Any old LEI kite will get a rider around a race course, but of course manufacturers have always been under pressure to come up with faster and better kites. Hence the first generation of 'Bow' kites made an appearance in 2005. With less curve than the C-kite, these became known as flat LEI kites. They had performance advantages over the standard LEI kite, but were more of a handful to operate, for a number of reasons.

The second generation of flat LEI kites in 2006 solved most of the Bow kite's problems and in 2008 were the kite of choice for kite racing. They are called Hybrid or Supported Leading Edge kites, SLE for short. The bridle is more complex, with attachments at various points along the leading edge of the kite.

Here are some registered series production kites that have been eligible for IKA racing since 2016 or later (in various sizes)...

  • Aeros Cruiser SR
  • Elf Joker7
  • F-One Diablo V2
  • Flysurfer Boost V2
  • Flysurfer Sonic FR V2
  • Neil Pryde Kites CR:X
  • Ozone R1 V2

This is only an overview of kite racing for those who haven't come across this variation of kite boarding yet, so I'll leave it there!


You might like these...

I can tell you love kites...

Otherwise you wouldn't be all the way down here near the bottom of the page :-)

So, could you do me just a small favor? 

Please sign up for my free monthly publication, "Tethered Flying". No other emails will be sent, and your details are safe with me. You do need to be at least 16 years old. There's...

  • A huge "photo of the month" (via a link)
  • 3 "tips of the month" (one each for beginners, parents and the more experienced)
  • A "flight report of the month" (selected from my own flying logs, with a photo)

Looking forward to hearing from you...

P.S. My free kite-making e-book "Simplest Dowel Kites" can be downloaded as soon as you sign up.


Back to top of page

Need winders, reels, flying line?

We earn a small commission if you click the following link and buy something. The item does not cost you any more, since we are an "affiliate" of Amazon.

Click here to buy anything you need. Just use the Search box in there if you need different weights or lengths of line, for example.

P.S. Keep an eye out for books by kite author Glenn Davison, a prominent kite person in the USA.

What's New!

  1. Flight Report:
    1-Skewer Roller Rose...

    Sep 14, 19 07:56 AM

    Very briefly, before descending again, unfortunately... The breeze was a very smooth 15 kph down at the beach, according to an online weather source. And healthy puffs of breeze blew through our yard…

    Read More

Wind Speeds

Light Air
1-5 km/h
1-3 mph
1-3 knots
Beaufort 1

Light breeze
6–11 km/h
4–7 mph
4–6 knots
Beaufort 2

Gentle ...
12–19 km/h
8–12 mph
7–10 knots
Beaufort 3

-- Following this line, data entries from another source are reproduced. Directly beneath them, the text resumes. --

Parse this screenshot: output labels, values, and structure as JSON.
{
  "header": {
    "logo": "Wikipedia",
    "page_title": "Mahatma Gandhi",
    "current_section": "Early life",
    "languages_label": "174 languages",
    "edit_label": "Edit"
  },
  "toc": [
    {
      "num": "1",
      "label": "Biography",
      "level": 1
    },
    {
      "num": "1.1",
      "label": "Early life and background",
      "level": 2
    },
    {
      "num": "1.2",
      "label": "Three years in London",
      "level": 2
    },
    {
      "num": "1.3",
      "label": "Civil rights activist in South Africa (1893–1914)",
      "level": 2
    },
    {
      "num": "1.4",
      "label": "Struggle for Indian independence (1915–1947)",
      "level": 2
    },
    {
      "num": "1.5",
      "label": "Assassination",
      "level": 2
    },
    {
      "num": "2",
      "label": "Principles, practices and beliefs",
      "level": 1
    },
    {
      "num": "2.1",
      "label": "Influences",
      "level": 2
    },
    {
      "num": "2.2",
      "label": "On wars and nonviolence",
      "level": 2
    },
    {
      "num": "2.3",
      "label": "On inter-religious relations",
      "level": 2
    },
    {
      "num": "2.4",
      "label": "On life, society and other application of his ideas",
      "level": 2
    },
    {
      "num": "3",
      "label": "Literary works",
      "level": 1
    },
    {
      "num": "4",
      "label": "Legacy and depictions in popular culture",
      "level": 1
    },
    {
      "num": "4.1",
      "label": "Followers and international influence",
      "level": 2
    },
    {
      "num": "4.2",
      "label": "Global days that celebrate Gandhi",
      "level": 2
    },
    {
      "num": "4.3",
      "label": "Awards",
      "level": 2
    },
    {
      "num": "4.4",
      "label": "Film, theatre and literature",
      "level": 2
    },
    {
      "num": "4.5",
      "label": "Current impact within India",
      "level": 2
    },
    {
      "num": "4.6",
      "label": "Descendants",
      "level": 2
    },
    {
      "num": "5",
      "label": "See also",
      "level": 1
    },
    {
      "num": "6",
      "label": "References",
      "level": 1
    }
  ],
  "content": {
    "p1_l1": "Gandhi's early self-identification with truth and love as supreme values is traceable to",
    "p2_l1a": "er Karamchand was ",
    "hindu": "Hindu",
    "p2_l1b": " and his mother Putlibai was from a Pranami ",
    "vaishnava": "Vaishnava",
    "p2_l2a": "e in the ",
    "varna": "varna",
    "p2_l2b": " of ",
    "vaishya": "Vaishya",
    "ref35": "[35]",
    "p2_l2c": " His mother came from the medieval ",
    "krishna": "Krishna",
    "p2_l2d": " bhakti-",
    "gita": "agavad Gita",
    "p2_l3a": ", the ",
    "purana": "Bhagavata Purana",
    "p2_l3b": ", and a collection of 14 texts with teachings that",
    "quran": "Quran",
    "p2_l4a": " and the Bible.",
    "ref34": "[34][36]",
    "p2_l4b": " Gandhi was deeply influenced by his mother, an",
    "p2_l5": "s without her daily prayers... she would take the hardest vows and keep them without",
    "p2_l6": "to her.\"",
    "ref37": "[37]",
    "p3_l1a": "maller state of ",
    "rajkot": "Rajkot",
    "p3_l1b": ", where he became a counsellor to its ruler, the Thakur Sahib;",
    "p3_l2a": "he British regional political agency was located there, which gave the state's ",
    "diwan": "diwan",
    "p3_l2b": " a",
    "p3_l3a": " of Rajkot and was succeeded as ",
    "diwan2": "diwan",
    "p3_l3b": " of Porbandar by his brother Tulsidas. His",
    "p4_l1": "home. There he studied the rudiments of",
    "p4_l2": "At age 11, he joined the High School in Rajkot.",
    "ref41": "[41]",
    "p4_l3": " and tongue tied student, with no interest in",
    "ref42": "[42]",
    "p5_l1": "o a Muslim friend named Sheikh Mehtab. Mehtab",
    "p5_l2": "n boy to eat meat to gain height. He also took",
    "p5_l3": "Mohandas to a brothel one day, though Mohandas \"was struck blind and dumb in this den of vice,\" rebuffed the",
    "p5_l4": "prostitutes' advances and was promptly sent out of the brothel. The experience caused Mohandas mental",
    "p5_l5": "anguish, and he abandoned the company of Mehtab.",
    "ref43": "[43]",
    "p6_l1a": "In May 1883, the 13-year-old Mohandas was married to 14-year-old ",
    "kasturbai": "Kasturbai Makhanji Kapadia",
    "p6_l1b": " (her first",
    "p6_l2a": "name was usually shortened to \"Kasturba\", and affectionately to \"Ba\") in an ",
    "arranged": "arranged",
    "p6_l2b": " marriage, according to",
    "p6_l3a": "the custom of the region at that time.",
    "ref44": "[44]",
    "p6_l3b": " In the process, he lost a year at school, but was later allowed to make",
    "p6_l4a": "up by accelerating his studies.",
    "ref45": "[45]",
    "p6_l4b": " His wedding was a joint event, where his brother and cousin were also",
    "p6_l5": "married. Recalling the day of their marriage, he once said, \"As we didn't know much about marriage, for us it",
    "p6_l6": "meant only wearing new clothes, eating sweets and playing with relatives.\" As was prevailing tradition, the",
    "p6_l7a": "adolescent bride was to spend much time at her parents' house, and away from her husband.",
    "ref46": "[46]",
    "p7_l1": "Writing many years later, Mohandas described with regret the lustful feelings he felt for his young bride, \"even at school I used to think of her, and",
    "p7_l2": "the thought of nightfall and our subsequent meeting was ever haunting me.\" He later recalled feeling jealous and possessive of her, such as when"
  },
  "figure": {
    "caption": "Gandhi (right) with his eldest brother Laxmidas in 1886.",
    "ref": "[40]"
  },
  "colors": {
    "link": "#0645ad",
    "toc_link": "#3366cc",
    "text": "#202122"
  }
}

Moderate ...
20–28 km/h
13–18 mph
11–16 knots
Beaufort 4

Fresh ...
29–38 km/h
19–24 mph
17–21 knots
Beaufort 5

Strong ...
39–49 km/h
25–31 mph
22–27 knots
Beaufort 6

High Wind
50-61 km/h
32-38 mph
28-33 knots
Beaufort 7

Like/share this site...

Like/share this page...


Plenty of fun kite info, photos and videos - there's definitely too much here for only one visit! Feel free to leave your impressions of this site or just this page, below...